Although the Pittosporum augustifolium is known as the Native Apricot, it is poisonous to humans. Commonly seen on clay, stony and sandy soils and often around creeks and gullies.
Acacia victoriae is prolific in the Flinders Ranges. Also known as the Elegant Acacia, the seeds are harvested to make flour and the gum is also eaten.
Mallee roots exposed by flooding.
Acacia papyrocarpa, the Western Myall, growing in the sandy soils of the Port Augusta area.
Santalum acuminatum, also known as the Desert Quandong or Wild Peach, is a nutritious bush tucker. Fruit ripens with warm northerly winds between August and October. Quandong fruit is very high in vitamin C and can be harvested when fresh or dried. Nuts contain rich edible kernals with antibacterial properties.
Callitris glaucophylla, the Native Pine is seen thriving in a dense monoculture in the purple shales of the Bunyeroo Formation at Warraweena.

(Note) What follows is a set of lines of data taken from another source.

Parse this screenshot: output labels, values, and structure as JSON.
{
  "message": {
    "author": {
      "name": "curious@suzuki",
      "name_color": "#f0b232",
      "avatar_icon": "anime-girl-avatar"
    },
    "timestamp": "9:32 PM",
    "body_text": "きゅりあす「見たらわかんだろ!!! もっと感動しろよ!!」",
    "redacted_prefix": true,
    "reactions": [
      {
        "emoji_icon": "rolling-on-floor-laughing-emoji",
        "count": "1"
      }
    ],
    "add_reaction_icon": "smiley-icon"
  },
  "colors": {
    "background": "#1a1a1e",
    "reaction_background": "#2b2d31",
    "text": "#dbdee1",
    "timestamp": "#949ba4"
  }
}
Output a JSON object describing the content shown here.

This curious object is a lignotuber of a Eucalypt sapling found in Jubilee Creek, showing multiple bud scars.
Mulga flowering in late autumn.

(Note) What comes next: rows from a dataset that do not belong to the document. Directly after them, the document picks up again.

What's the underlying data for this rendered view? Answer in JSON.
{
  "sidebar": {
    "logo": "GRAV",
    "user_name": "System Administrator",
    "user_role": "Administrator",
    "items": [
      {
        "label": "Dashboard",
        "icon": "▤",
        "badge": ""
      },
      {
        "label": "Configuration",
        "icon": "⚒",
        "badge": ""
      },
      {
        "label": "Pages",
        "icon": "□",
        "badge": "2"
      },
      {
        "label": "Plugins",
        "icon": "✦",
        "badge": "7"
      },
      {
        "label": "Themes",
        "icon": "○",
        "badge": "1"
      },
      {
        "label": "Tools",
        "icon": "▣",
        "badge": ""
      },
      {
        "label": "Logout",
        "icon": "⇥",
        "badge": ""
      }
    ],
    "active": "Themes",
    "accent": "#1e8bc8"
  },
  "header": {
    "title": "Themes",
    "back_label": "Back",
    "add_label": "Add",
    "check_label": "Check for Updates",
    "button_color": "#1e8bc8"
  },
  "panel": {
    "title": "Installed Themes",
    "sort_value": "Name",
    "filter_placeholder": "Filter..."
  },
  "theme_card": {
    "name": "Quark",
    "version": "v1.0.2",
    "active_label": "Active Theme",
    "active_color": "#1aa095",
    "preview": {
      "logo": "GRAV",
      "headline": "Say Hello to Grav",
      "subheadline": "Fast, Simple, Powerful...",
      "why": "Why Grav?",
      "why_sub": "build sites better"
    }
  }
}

Capparis mitchellii, known locally as Iga, is found in groves around creek banks and valleys of the western Flinders Ranges and Gammon Ranges. Showy flowers are pollinated by a butterfly.